751 Chartres St
New Orleans, LA 70116

9. The Cabildo

701 Chartres St, New Orleans, LA 70130

This state museums has two permanent exhibits that explore the development of New Orleans. You’ll find a documentation of the Battle of New Orleans, and a three-story exhibit dedicated to the contributions of several diverse groups to the evolution of the city.

701 Chartres St
New Orleans, LA 70130

10. Blaine Kern's Mardi Gras World

1380 Port of New Orleans Pl, New Orleans, LA

If you’re looking for an all-in-one place to experience Mardi Gras anytime of the year, check out Mardi Gras World and its broad selection of costumes, artifacts, and floats.

1380 Port of New Orleans Pl
New Orleans, LA

11. House of Dance and Feathers

Tupelo Street, New Orleans, LA

This house museum holds a vast collection of Mardi Gras Indian books, costumes, and photos. Open by appointment, the tour guide, Ronald W. Lewis, has dedicated his life—and part of his home—to documenting the cultural phenomenon.

Tupelo Street
New Orleans, LA

12. Mardi Gras Museum of Costumes and Culture

1010 Conti St, New Orleans, LA 70112

This museum highlights the development, craftsmanship, and importance of costuming during Carnival season. The exhibits, which pull from an extensive collection of Carl Mack, displays costumes related to Kings and Queens, Mardi Gras Indian, Social Aid and Pleasure Club members, and other costuming groups in New Orleans.

1010 Conti St
New Orleans, LA 70112

13. Backstreet Cultural Museum

1116 Henriette Delille St, New Orleans, LA

Located in the heart of Tremé, this museum holds exhibits that traces the development of second lines, jazz funerals, Mardi Gras Indians, Baby Dolls, Skull and Bones Gangs, and other black contributions to the New Orleans.

1116 Henriette Delille St
New Orleans, LA

14. Treme's Petit Jazz Museum

1500 Governor Nicholls St, New Orleans, LA 70116

This cozy house museum, curated by Tremé native Alvin Jackson, follows the historical narrative of the interconnectivity of jazz music, especially as it relates to Tremé. Particularly, Jackson demonstrates the evolution of Jazz from its West African, Caribbean, Creole, and European roots to the present day phenomenon. He also has a selection of rare signed documents, original jazz recordings, and rare photographs.

1500 Governor Nicholls St
New Orleans, LA 70116

15. Levee Exhibit Hall and Garden

5000 Warrington Dr, New Orleans, LA 70122

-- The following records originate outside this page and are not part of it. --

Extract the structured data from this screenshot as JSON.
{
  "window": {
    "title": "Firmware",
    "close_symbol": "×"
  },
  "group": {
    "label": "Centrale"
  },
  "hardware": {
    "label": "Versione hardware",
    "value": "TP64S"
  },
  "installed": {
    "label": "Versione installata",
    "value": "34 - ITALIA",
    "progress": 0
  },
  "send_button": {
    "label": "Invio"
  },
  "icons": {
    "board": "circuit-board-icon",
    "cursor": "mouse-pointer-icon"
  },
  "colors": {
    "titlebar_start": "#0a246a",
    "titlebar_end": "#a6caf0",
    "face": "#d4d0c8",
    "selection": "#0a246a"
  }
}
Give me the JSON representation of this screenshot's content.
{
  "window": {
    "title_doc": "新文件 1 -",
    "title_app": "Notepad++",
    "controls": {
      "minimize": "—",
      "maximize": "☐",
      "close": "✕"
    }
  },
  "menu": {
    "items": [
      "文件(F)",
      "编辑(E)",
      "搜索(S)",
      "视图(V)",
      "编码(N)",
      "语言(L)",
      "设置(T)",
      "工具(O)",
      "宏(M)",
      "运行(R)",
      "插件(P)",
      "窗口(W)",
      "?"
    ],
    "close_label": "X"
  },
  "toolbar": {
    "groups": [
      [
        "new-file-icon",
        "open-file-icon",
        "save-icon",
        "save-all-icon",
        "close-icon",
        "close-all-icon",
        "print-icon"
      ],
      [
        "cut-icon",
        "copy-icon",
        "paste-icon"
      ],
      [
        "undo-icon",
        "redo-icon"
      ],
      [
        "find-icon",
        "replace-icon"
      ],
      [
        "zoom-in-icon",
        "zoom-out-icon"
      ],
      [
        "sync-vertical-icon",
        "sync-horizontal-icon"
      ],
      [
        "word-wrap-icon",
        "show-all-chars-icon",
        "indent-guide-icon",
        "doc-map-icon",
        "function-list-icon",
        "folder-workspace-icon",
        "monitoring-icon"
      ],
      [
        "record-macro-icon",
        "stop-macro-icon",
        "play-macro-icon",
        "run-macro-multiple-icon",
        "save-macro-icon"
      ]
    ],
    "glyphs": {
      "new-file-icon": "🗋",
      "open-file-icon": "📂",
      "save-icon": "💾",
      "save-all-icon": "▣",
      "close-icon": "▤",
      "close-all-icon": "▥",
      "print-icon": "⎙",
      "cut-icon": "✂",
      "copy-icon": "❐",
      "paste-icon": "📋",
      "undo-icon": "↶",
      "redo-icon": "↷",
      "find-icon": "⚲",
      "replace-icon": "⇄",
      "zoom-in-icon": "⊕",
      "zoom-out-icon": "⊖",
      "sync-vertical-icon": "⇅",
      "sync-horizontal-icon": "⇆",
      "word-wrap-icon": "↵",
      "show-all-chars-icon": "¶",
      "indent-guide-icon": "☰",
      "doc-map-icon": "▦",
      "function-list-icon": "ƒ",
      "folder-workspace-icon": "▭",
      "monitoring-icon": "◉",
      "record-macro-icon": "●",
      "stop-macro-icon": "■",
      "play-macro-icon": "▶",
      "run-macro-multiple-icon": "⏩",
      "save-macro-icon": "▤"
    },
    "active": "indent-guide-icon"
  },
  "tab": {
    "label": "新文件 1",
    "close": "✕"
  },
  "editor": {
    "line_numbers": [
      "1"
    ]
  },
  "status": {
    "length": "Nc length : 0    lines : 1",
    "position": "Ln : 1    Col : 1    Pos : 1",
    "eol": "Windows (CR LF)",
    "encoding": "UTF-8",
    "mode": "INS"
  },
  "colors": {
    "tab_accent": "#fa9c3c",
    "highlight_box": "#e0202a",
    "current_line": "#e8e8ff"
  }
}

Located in Gentilly, and operated by levees.org, this 100-foot-long covered walkway houses six exhibits on the levee breaches that occurred during Hurricane Katrina in 2005. While the installation sits near the London Avenue Canal, the displays depict impact across the Greater New Orleans area, and all of the information is vetted by experts. You’ll also find artifacts reclaimed from homes devastated by the storm.

5000 Warrington Dr
New Orleans, LA 70122

Related Maps